-------- RECORD EXTRACTS --------

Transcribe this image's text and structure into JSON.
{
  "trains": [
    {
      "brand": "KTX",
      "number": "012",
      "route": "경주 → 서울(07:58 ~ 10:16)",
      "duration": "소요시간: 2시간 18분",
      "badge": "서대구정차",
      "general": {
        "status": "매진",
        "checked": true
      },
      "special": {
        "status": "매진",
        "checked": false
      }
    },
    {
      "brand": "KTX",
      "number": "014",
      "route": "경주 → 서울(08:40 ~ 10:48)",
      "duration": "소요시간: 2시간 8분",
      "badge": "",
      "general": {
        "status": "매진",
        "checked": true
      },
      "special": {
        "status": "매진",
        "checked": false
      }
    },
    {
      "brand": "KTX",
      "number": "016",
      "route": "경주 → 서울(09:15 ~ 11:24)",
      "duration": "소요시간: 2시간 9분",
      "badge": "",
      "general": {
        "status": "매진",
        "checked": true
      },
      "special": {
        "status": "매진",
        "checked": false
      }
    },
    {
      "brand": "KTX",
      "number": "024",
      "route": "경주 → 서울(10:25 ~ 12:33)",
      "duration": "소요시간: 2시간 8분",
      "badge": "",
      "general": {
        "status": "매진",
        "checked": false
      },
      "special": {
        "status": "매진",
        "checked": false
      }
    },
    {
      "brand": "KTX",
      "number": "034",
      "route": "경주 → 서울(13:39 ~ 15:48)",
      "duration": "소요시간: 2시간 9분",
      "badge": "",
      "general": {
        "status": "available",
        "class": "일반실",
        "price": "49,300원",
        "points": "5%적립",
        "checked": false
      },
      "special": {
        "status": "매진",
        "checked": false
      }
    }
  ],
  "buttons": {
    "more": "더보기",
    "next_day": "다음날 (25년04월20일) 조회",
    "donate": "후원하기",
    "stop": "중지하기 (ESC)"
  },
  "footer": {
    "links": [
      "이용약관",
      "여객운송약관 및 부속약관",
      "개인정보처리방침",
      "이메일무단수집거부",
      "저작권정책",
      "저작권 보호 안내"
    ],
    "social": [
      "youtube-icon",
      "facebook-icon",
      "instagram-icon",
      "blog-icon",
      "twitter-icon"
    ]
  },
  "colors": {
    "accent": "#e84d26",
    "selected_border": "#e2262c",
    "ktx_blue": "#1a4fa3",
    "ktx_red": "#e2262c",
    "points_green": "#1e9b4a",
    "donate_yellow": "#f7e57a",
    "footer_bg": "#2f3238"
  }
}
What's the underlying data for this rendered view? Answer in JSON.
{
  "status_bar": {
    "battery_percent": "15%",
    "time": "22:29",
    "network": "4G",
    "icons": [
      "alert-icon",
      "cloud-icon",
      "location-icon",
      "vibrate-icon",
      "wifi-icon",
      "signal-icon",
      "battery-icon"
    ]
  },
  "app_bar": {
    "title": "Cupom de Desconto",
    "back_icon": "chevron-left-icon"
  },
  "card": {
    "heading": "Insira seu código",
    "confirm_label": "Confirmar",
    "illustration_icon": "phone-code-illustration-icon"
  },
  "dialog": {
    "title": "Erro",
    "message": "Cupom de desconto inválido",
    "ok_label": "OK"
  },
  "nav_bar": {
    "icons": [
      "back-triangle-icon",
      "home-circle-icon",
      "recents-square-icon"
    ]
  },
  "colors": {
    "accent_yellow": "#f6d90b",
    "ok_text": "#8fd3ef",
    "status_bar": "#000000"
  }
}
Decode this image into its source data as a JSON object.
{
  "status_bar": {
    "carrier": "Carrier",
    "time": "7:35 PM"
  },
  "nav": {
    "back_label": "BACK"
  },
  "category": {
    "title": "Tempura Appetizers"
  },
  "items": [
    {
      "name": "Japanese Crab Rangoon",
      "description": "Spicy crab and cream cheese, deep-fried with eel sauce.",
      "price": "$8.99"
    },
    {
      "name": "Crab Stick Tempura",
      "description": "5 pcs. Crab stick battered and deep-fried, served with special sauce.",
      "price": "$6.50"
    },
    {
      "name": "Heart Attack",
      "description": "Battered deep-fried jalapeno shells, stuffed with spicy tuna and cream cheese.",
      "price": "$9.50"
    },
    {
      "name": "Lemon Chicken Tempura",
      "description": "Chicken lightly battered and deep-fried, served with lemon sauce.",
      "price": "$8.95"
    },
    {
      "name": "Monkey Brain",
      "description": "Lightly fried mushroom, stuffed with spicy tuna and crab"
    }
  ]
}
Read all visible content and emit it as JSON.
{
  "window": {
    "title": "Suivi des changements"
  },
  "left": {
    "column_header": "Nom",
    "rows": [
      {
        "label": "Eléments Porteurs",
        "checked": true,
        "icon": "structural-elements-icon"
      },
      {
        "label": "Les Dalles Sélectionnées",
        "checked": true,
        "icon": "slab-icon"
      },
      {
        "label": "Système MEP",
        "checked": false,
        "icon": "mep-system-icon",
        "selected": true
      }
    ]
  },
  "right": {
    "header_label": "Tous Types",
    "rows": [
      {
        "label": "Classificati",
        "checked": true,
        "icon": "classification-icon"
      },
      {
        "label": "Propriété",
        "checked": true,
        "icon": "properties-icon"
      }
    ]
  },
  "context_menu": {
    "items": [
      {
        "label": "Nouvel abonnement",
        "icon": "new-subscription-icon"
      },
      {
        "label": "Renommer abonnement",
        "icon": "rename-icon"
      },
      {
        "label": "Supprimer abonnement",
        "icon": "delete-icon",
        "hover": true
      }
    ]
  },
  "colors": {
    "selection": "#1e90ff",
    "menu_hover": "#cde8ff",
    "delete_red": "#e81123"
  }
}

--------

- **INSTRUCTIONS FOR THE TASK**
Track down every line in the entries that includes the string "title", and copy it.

- **WORKED SOLUTION**
    "title": "Cupom de Desconto",
    "title": "Erro",
    "title": "Tempura Appetizers"
    "title": "Suivi des changements"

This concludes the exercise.